As well as your PGCE fees, you will be expected to cover your travel costs to your school placements.
A range of teaching methods are employed across the PGCE programmes, including:
As with the other PGCE courses, you’ll be given the opportunity to work with children in a wide range of contexts. These might include focused interventions with individuals or groups, or larger scale events for the community.
This course looks at the creation, management, curation and repurposing of digital media and digital assets.
As the digital aspects of content industries, the cultural heritage sector and the private sector are reaching maturity, career opportunities have mushroomed worldwide for professionals, who are familiar with digital media and have the skills to manage digital content throughout its lifecycle.
Our Digital Asset & Media Management MA takes a comparative and interdisciplinary approach, allowing you to explore and critically assess competing theories and practices from across new media digital management, archival, and information science. This will provide you with a well-rounded understanding of the requirements across many domains. In recent years there has been an explosion in the volume, complexity and range of digital content in a variety of media. This has been called the big data revolution and is closely connected to the increasing interest in the digital economy as an engine of growth.
There are very few institutions of any size that do not create and depend on the management, reuse and curation of digital media and information. Government, the public sector, Higher Education, cultural and creative industries and business all make and use these assets every day. This makes the skills we will give you increasingly attractive to employers. As well as developing the practical skills you need to manage digital media assets, you will also develop your critical and reflective capacities and increase your understanding of the interdependence between digital processes, technology, society and curatorial practice. This will enable you to enter into a technologically complex and fast-moving digital world of work.
Reasons you should consider the Digital Asset and Media Management:
The course will prepare students for work or research in an economy and society which increasingly recognises the value of digital media and digital assets in general. Managing these and understanding how to exploit them within a complex digital information environment presents significant challenges for organisations.

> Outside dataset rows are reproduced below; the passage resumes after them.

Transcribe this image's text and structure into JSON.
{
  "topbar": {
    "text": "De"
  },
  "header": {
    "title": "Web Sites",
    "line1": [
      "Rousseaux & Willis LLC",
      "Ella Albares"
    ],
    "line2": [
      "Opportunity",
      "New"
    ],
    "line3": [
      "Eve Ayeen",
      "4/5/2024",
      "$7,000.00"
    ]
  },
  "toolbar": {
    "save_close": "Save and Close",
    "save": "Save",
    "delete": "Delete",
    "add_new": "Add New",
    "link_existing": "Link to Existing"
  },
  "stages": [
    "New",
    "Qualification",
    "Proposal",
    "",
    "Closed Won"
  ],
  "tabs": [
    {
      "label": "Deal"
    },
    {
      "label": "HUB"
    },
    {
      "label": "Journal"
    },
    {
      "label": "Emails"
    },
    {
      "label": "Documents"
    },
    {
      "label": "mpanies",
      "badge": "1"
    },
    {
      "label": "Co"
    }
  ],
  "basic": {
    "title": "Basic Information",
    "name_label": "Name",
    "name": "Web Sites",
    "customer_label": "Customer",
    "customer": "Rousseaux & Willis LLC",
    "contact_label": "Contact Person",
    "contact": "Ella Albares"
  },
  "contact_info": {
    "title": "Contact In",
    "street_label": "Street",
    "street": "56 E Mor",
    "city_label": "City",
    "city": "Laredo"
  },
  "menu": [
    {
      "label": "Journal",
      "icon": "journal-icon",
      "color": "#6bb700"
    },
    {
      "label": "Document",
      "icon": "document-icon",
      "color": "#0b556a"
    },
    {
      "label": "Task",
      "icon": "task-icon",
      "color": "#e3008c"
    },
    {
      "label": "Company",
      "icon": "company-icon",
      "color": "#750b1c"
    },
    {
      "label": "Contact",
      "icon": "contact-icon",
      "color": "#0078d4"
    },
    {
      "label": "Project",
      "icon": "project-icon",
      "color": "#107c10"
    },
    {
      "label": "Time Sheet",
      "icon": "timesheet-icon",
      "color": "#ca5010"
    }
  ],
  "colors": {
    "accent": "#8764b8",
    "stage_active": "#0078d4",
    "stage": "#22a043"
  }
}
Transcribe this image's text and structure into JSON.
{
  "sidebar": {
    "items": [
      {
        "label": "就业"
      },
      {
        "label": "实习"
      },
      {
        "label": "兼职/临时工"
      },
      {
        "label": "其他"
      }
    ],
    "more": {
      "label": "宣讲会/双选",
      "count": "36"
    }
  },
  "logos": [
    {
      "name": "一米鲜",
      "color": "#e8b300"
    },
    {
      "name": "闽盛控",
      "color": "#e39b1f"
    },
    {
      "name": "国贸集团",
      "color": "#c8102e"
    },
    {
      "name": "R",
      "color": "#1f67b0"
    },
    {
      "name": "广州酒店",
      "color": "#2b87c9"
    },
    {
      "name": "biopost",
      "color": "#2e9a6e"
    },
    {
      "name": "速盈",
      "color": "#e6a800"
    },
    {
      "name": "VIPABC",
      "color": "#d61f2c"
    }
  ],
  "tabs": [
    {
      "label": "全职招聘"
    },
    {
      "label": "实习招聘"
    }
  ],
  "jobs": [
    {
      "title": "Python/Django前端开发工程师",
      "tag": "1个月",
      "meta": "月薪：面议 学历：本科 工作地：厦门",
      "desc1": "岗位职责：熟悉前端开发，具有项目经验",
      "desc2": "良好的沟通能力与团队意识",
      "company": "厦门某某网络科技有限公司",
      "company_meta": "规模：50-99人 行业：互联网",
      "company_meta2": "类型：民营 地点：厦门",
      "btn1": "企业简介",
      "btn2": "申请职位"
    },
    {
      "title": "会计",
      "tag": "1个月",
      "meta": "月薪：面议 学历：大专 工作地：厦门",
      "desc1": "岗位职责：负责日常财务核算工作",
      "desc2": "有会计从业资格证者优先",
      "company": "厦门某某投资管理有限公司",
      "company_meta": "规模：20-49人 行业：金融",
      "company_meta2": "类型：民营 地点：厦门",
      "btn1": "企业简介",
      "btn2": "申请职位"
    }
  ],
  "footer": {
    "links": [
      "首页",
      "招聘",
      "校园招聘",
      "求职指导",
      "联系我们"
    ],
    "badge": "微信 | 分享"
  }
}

As a consequence there is an increasing demand for professionals with digital asset and media management expertise. The MA responds to this demand for digitally literate professionals to work in the educational and heritage institutions as well as the publishing, broadcast, and creative content industries. The course aims to equip students with a range of strategic, technical and practical skills to provide direction and leadership in these areas.
If you are a full-time student, we will provide you with 120 to 180 hours of teaching through lectures and seminars, and we will expect you to undertake 1,674 hours of independent study.
If you are a part-time student, we will give you 90 hours of teaching through lectures and seminars in your first year and 50 in your second year. We will expect you to undertake 720 hours of independent study in your first year, and 954 hours in your second.
We will assess our modules entirely through coursework, which will consist of a mixture of essays, project work, and workshop reports, depending on the modules you choose.
The study time and assessment methods detailed above are typical and give you a good indication of what to expect. However, they may change if the course modules change.